On the other hand, and it’s a big other hand, it’s a ghost. This is not the standard kind of testimony we’re talking about.

There are a couple of textual points that seem relevant. Hamlet seems at least a little familiar with ghosts, which might matter if one thinks, for instance, that internal justification of the evidence matters. On the other hand, it isn’t really made clear in the text just how the King knows how he was murdered. As he says,

Thus was I, sleeping, by a brother’s hand
Of life, of crown, of queen, at once dispatch’d:

So maybe the causal chain here doesn’t stretch straight back to the actual killing, but to when (in the afterlife?) the King found out about his method of murder. So it’s all a bit messy.

And if one is a two-dimensionalist about justification it will turn out that Hamlet clearly does not have a justified belief, because lectures from ghosts are not actually a reliable source of evidence.

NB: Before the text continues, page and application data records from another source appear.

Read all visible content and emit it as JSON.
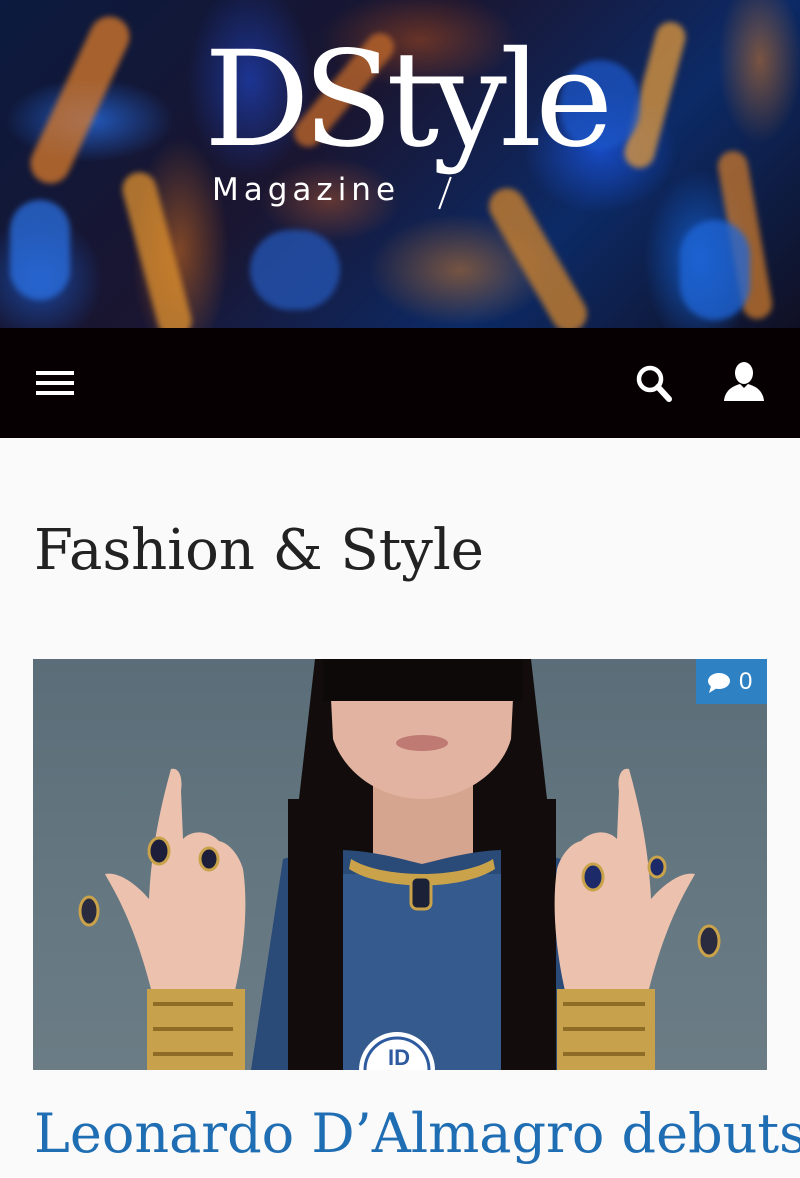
{
  "brand": {
    "name": "DStyle",
    "tagline": "Magazine"
  },
  "nav": {
    "menu_icon": "hamburger-menu-icon",
    "search_icon": "search-icon",
    "user_icon": "user-icon"
  },
  "category": {
    "title": "Fashion & Style"
  },
  "article": {
    "title": "Leonardo D’Almagro debuts",
    "comment_count": "0",
    "comment_icon": "comment-bubble-icon",
    "image_caption_mark": "ID"
  },
  "colors": {
    "navbar": "#060002",
    "accent": "#2e82c4",
    "link": "#1f6db3",
    "heading": "#222222",
    "background": "#fafafa"
  }
}
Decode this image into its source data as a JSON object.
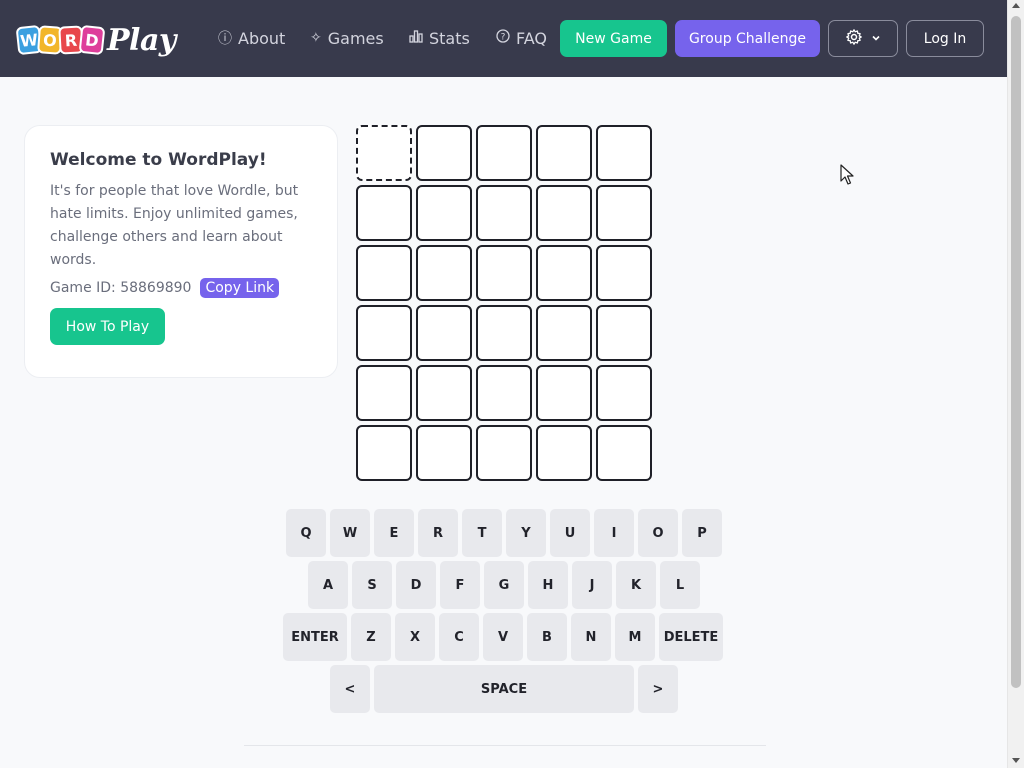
{
  "header": {
    "logo": {
      "tiles": [
        "W",
        "O",
        "R",
        "D"
      ],
      "play": "Play"
    },
    "nav": [
      {
        "label": "About",
        "icon": "info-circle-icon"
      },
      {
        "label": "Games",
        "icon": "puzzle-icon"
      },
      {
        "label": "Stats",
        "icon": "bar-chart-icon"
      },
      {
        "label": "FAQ",
        "icon": "question-circle-icon"
      }
    ],
    "new_game": "New Game",
    "group_challenge": "Group Challenge",
    "settings_icon": "gear-icon",
    "login": "Log In"
  },
  "colors": {
    "header_bg": "#383a4c",
    "green": "#17c58e",
    "purple": "#7663ec"
  },
  "welcome": {
    "title": "Welcome to WordPlay!",
    "body": "It's for people that love Wordle, but hate limits. Enjoy unlimited games, challenge others and learn about words.",
    "game_id_label": "Game ID: 58869890",
    "copy_link": "Copy Link",
    "how_to_play": "How To Play"
  },
  "board": {
    "rows": 6,
    "cols": 5,
    "active_row": 0,
    "active_col": 0
  },
  "keyboard": {
    "row1": [
      "Q",
      "W",
      "E",
      "R",
      "T",
      "Y",
      "U",
      "I",
      "O",
      "P"
    ],
    "row2": [
      "A",
      "S",
      "D",
      "F",
      "G",
      "H",
      "J",
      "K",
      "L"
    ],
    "row3": [
      "ENTER",
      "Z",
      "X",
      "C",
      "V",
      "B",
      "N",
      "M",
      "DELETE"
    ],
    "row4": [
      "<",
      "SPACE",
      ">"
    ]
  }
}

There’s a Williamsonian point coming behind all this. Possibly it’s a little hard to say whether Hamlet knows at the end of Act I whether his uncle murdered his father. Perhaps he does, perhaps he doesn’t. But the question of whether he does or not is not a distinctively philosophical question, nor even a distinctively conceptual question. We’re just asking what the state of play is at that stage of the story. It’s just the same kind of question as if we ask whether Laertes knows at the end of act IV that Hamlet killed his father. (Yes, I think, though I can sort of imagine an argument to the contrary, what with Claudius having a vested interest in having Laertes come to believe it was Hamlet.) There’s no generalised ground for scepticism about the judgement about Hamlet that doesn’t extend to scepticism about the judgement about Laertes. And that seems preposterous – very often we know exactly what characters in plays do and don’t know. Someone who wants to argue that we could not know, or even have justified beliefs about, whether Hamlet knows how his father died at the end of Act I has to appeal, in some way or other, to facts particular to the case. That’s not a lesson I’ve always followed in the past, and it undermines some of my pro-JTB arguments.